Pain can be debilitating and isolating. Too often all we want to do is crawl back into bed and stay there. It’s hard to imagine dealing with anyone when we’re hurting. Yet there’s no question we all feel better when we push ourselves to be more active. 9 times out of 10, getting out and enjoying friends, family, people, and life, gets me out of my own issues and beyond the pain. And that last time? Well, it’s always worth the effort. People with more friends have a higher pain tolerance, Oxford University researchers have found.
When we think about the benefits of friendship, we typically think of the joy we feel during raucous moments of shared laughter or the comfort we receive from caring hugs of empathetic support. Most of us have never considered the impact of friendship on our tolerance for discomfort, but it turns out that our social health affects our ability to deal with physical pain. Researchers have found that the stronger our friendship circle, the greater our threshold for pain.

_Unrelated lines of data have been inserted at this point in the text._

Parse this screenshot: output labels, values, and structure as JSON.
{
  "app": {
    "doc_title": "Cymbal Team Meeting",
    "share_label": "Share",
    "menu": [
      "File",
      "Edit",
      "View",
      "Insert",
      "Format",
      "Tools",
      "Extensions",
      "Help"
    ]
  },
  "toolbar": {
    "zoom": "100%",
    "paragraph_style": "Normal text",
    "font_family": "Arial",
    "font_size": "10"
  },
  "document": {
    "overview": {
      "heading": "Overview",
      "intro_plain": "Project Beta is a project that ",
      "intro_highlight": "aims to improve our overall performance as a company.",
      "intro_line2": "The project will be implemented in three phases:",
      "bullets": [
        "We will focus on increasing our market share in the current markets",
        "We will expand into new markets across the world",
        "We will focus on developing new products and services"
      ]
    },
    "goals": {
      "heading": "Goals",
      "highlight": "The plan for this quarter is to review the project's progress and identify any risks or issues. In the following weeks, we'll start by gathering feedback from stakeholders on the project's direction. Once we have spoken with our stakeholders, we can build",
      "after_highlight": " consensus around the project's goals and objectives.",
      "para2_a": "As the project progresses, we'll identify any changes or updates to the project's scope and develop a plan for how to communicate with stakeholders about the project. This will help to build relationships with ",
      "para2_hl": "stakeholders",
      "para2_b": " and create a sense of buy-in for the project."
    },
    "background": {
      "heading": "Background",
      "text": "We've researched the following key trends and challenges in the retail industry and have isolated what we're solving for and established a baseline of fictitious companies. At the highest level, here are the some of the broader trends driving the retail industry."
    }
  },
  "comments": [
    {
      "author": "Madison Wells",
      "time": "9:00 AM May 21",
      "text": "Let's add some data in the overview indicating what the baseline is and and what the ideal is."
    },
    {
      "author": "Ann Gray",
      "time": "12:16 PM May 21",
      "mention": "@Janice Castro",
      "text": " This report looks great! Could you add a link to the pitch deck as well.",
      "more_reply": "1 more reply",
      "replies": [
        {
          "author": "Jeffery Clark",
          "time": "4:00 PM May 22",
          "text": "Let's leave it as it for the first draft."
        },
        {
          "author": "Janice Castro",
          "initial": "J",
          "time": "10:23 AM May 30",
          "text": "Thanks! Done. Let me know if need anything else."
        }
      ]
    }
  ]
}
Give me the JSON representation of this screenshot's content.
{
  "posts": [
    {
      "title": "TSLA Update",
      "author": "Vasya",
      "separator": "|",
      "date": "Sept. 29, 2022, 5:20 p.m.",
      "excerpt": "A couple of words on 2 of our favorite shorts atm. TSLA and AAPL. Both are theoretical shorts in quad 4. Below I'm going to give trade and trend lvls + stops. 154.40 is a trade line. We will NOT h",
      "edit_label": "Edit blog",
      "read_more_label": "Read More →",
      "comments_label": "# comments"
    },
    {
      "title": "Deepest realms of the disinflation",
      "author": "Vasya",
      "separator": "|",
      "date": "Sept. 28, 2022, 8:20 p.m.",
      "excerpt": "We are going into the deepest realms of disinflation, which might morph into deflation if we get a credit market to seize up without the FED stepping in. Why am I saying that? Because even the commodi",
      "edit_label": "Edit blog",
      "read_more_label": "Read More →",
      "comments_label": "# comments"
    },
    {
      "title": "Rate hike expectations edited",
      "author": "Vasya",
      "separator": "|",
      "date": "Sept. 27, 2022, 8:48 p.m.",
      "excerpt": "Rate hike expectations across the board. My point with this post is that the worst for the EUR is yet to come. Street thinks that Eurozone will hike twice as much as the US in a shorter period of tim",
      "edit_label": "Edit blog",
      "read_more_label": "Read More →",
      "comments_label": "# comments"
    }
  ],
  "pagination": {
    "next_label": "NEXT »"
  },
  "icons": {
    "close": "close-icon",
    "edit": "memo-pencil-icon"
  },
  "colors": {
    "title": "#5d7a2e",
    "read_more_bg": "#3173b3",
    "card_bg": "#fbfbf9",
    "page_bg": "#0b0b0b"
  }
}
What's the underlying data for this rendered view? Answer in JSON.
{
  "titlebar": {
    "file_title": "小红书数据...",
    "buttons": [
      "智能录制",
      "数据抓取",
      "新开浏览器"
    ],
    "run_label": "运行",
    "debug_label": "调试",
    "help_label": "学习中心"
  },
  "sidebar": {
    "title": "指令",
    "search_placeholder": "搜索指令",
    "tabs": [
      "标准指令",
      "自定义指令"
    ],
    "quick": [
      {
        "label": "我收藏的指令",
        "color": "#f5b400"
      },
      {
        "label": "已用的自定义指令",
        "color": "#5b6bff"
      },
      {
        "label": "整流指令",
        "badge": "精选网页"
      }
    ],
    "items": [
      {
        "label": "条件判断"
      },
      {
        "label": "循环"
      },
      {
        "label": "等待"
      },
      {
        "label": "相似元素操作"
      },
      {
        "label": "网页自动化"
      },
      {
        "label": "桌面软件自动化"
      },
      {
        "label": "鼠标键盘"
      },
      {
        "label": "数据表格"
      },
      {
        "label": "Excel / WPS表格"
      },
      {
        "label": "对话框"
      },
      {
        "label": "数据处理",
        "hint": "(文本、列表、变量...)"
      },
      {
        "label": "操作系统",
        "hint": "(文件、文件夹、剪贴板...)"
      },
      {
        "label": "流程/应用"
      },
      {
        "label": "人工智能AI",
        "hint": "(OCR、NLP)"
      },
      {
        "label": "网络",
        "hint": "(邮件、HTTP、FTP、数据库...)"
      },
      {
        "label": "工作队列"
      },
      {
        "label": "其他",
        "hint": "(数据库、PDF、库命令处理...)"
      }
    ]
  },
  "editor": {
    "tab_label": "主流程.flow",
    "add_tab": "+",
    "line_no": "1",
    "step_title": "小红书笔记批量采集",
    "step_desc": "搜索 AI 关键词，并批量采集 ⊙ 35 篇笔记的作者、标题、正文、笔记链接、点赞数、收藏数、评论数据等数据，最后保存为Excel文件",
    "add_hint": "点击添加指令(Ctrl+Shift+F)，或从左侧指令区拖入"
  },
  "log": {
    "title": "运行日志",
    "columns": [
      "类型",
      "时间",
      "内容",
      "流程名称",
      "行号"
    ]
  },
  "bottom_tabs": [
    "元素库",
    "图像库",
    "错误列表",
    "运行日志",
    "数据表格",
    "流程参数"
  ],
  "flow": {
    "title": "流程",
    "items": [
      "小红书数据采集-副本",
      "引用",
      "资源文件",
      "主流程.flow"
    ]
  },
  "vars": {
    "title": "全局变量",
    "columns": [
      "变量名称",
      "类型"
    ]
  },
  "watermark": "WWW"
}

Endorphins are part of our pain and pleasure circuitry – they’re our body’s natural painkillers and also give us feelings of pleasure. Previous studies have suggested that endorphins promote social bonding in both humans and other animals. One theory, known as the “brain opioid theory of social attachment,” is that social interactions trigger positive emotions when endorphin binds to opioid receptors in the brain. This gives us that feel-good factor that we get from seeing our friends. These results are also interesting because recent research suggests that the endorphin system may be disrupted in psychological disorders such as depression.
Researchers decided to test this theory, by relying on the fact that endorphins have a powerful pain-killing effect, even stronger than morphine. Pain tolerance was used as a way to assess the brain’s endorphin activity. If the theory was correct, people with larger social networks would have higher pain tolerances. To reach this conclusion, the researchers surveyed 101 healthy adults, focusing on the number of each participant’s “intimate” friends (qualified by weekly interactions) and “close” friends (based on at least monthly interactions). Then the researchers recorded how long each participant could squat against a wall at a 90° angle—a position that will eventually become excruciatingly painful for anyone. The researchers found that the individuals with more friends could hold the agonizing posture longer. They saw this effect even after controlling for a person’s fitness level.
The researchers surmised that this added bonus comes from a simple chemical reaction. People who have stronger social networks release more endorphins, and those endorphins not only give us pleasure, they also act as natural painkillers that increase our endurance threshold. This research is consistent with another study finding that cancer patients with stronger social support experience less pain during treatment than those with less support.
But the result showed two other interesting findings. People that are more fit and those with higher reported stress levels tended to have smaller social networks. It may simply be a question of time – individuals that spend more time exercising have less time to see their friends. However, there may be a more interesting explanation – since both physical and social activities promote endorphin release, perhaps some people use exercise as an alternative means to get their ‘endorphin rush’ rather than socializing. The finding relating to stress may indicate that larger social networks help people to manage stress better, or it may be that stress or its causes result in people having less time for social activity, shrinking their network.
Studies clearly suggest that the quantity and quality of our social relationships affect our physical and mental health and may even be a factor in determining how long we live. Understanding why individuals have different social network sizes and the possible neurobiological mechanisms involved is an important research topic. As a species, we’ve evolved to thrive in a rich social environment. But in this digital era, deficiencies in our social interactions may be one of the overlooked factors contributing to the declining health of our modern society. A lot of our interactions seem to be overtaken by social media. But at the end of the day, we are social animals, and real social interactions are important for our health in ways we’re only beginning to understand.
“We often hear in the news about how to improve our physical and mental health, but I think we should really think of health more as a triad that also includes our social health,” says Johnson, author of the Oxford University study. “Our findings indicate that perhaps by enhancing our social health, and our feeling of connection to others, we might be better primed to deal with pain.”
So next time you’re not feeling well and want to cancel that get-together with family or friends. Don’t. It may just provide the relief you’re looking for.
–Pain Tolerance Predicts Human Social Network Size. Scientific Reports (DOI:10.1038/srep25267)